Infrastructure Canada Smart Cities Challenge: Finalist Application Submission
On March 5, the Town submitted its Smart Cities Challenge Finalist application to Infrastructure Canada. In the application, the Town proposes an Energy Poverty Reduction Program to lift residents out of energy poverty, starting by reducing the energy poverty rate 20% by 2025. Bridgewater was announced as one of five finalists for the $5 million Smart Cities Challenge competition in Spring of 2018. The final application is the result of many months of consultation with Bridgewater residents and community partners. Infrastructure will announce the winners of the Smart Cities Challenge in the Spring. Stay tuned to Town of Bridgewater and Energize Bridgewater social media for updates on the project.
Read the application here: Energy Poverty Reduction Program
Bridgewater's 5-minute Smart Cities Challenge Video Pitch

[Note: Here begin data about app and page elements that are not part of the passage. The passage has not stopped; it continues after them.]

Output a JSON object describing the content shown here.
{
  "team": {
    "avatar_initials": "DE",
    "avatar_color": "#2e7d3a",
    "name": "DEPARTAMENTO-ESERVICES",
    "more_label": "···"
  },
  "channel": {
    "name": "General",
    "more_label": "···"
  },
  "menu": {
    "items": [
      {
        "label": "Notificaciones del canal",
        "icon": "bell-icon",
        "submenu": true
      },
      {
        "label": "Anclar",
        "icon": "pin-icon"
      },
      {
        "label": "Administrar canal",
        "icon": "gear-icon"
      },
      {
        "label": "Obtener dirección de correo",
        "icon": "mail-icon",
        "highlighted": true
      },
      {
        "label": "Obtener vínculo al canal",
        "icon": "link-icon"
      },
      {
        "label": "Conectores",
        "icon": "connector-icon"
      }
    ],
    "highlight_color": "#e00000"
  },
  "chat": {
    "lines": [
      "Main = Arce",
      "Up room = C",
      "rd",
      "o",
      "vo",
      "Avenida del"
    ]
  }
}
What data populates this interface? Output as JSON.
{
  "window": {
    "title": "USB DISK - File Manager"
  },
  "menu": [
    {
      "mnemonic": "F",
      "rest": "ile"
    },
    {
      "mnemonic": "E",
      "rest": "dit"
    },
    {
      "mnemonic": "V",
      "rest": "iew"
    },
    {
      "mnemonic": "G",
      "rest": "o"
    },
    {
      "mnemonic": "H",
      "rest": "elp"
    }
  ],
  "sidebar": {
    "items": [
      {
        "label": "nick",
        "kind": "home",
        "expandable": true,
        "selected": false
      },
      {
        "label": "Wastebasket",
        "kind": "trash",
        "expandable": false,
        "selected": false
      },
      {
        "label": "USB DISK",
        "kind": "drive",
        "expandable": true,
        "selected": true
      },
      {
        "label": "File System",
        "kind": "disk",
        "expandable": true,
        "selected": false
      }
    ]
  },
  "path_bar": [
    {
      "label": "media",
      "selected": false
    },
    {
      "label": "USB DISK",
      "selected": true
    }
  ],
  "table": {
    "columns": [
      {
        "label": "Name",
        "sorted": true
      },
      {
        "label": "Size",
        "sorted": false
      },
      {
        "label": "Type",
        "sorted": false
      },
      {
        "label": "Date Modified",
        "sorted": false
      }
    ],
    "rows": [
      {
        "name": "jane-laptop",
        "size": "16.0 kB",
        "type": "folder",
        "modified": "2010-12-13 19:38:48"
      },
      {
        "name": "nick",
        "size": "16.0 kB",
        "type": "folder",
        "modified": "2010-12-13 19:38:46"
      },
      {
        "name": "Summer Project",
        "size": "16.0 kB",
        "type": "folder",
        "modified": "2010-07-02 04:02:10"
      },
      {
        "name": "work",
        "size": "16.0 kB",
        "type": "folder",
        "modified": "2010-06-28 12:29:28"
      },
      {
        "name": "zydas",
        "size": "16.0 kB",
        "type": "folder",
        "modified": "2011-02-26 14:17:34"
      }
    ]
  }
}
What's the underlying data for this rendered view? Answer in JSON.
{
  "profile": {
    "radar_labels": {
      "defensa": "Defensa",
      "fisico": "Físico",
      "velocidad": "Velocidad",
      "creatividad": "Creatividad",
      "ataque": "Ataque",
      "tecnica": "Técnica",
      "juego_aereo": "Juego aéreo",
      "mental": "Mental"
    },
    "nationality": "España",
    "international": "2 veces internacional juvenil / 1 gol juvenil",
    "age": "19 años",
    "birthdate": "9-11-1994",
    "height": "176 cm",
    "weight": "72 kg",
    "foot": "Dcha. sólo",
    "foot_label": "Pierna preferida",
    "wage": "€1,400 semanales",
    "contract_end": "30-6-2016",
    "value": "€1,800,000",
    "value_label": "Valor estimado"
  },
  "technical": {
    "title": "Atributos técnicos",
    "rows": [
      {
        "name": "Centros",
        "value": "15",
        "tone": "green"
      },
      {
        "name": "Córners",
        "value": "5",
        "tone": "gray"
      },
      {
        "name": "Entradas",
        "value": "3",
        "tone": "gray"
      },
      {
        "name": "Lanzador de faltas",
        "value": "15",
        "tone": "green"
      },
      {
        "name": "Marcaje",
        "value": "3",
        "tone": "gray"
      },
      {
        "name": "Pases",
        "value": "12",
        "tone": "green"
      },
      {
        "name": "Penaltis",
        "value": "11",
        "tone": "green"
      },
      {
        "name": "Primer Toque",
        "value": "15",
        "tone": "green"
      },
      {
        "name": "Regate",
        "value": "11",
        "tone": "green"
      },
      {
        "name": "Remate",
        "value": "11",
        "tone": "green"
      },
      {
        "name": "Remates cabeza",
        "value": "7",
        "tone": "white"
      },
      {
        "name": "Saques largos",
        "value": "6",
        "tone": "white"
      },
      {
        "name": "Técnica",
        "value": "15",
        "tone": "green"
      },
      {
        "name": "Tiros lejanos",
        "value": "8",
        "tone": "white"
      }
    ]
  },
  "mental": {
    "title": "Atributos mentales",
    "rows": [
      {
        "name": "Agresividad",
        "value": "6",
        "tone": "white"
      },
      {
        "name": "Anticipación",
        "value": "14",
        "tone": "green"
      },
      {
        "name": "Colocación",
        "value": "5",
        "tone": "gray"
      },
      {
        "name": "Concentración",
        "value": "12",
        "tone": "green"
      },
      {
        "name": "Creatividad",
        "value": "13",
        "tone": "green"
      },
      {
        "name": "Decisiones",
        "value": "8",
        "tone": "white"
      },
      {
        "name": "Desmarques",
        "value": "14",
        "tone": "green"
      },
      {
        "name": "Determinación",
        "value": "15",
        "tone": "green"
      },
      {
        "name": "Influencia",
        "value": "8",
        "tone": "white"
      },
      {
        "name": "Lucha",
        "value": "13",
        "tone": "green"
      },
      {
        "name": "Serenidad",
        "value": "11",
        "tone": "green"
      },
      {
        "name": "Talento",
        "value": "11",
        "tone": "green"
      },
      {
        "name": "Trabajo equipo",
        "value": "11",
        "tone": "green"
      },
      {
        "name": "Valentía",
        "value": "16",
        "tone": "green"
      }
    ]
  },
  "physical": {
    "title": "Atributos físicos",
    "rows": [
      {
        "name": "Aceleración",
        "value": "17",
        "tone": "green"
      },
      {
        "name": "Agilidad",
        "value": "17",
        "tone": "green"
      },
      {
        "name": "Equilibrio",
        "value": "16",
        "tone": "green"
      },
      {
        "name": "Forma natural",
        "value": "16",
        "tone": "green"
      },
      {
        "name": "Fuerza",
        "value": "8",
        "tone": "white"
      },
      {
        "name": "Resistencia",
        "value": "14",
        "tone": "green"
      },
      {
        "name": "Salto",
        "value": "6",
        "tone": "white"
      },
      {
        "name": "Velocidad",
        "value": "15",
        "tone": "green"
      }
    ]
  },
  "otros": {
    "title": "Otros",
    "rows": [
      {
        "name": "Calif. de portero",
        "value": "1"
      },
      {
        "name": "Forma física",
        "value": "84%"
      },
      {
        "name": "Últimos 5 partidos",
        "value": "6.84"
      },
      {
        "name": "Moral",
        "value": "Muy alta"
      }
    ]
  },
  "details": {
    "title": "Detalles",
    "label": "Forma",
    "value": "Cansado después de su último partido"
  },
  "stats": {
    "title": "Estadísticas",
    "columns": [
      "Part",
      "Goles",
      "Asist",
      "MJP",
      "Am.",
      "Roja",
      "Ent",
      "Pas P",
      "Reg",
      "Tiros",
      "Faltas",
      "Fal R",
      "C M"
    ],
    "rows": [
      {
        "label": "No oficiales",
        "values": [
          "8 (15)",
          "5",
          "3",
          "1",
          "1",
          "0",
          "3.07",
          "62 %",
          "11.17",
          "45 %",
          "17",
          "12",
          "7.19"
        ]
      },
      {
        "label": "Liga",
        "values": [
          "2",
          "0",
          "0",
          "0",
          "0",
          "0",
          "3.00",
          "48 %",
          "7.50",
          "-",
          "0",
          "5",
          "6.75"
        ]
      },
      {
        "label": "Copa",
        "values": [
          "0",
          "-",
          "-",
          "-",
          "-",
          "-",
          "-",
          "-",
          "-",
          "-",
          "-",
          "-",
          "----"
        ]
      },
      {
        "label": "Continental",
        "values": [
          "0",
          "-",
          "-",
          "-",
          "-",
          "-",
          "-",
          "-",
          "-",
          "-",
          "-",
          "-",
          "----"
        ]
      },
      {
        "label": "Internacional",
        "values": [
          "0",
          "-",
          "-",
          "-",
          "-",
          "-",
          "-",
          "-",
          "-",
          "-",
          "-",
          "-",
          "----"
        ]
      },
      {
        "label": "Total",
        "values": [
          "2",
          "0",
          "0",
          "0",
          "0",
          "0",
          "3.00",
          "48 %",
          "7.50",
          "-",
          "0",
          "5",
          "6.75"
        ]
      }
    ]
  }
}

Challenge Statement: Our community will lift its residents out of energy poverty, starting by reducing the energy poverty rate by 20% by 2025.
Energize Bridgewater Monthly Zine
Read about the latest in sustainability in Bridgewater including the Smart Cities Challenge, Bridgewater transit, and more.
The December Edition (Click on cover page to read)
November Edition (Click on cover page to read)
Smart Cities Challenge Video Gallery
Youth Video Documentary: Living in Energy Poverty
Smart Cities Challenge Jury Check-in Video
Eliminating Energy Poverty Through Clean Energy
Bridgewater Bright Business Community Award Winner
Engaging the Community on Energy Poverty
About Bridgewater's Smart Cities Challenge Project to Reduce Energy Poverty
What is energy poverty?
Energy poverty is a debilitating problem in our community, as it is for many communities across Canada. A widely accepted definition of energy poverty is when a household spends more than 10% of its income on energy to heat and power the home (electricity, fuel oil, propane, firewood, etc.), as well as for the fuel it needs for its routine commutes.
Why is energy poverty such an important issue in Bridgewater?
Our best available evidence suggests that 38% of Bridgewater residents experience some form of energy poverty either as a chronic condition or periodically as the household balance sheet fares better or worse depending on its income prospects and its health and social needs. Energy poverty is also closely linked to housing poverty. Living in energy poverty profoundly impacts the wellbeing of individuals and families. The Town of Bridgewater, and its many community partners, have documented physical and mental health impacts, social challenges, and financial hardships among individuals and families living in energy poverty.
While charitable and government poverty relief services exist, there is broad agreement across the community service sector that existing services are unable to address the magnitude of the problem, and are failing to address the structural and systemic causes of energy and housing poverty. The problem also appears to be getting worse as energy prices continue to rise and incomes remain stagnant.
Energize Bridgewater Team
Energy and Financing Working Group
See the appendix of the Energy Poverty Reduction Program document for letters of support from the following project partners:
Smart Cities Challenge Library
For further reading on energy poverty and affordable housing in Bridgewater and Nova Scotia, visit the links below:
South Shore Housing Action Coalition: Housing Needs Assessmenthttps: //sshac.wordpress.com/housing-needs-assessment/South
Solving Nova Scotia's Electricity Pricing Problem: Energy Affordability vs Rising Electricity Prices https://ecologyaction.ca/issue-area/energy-issues-publications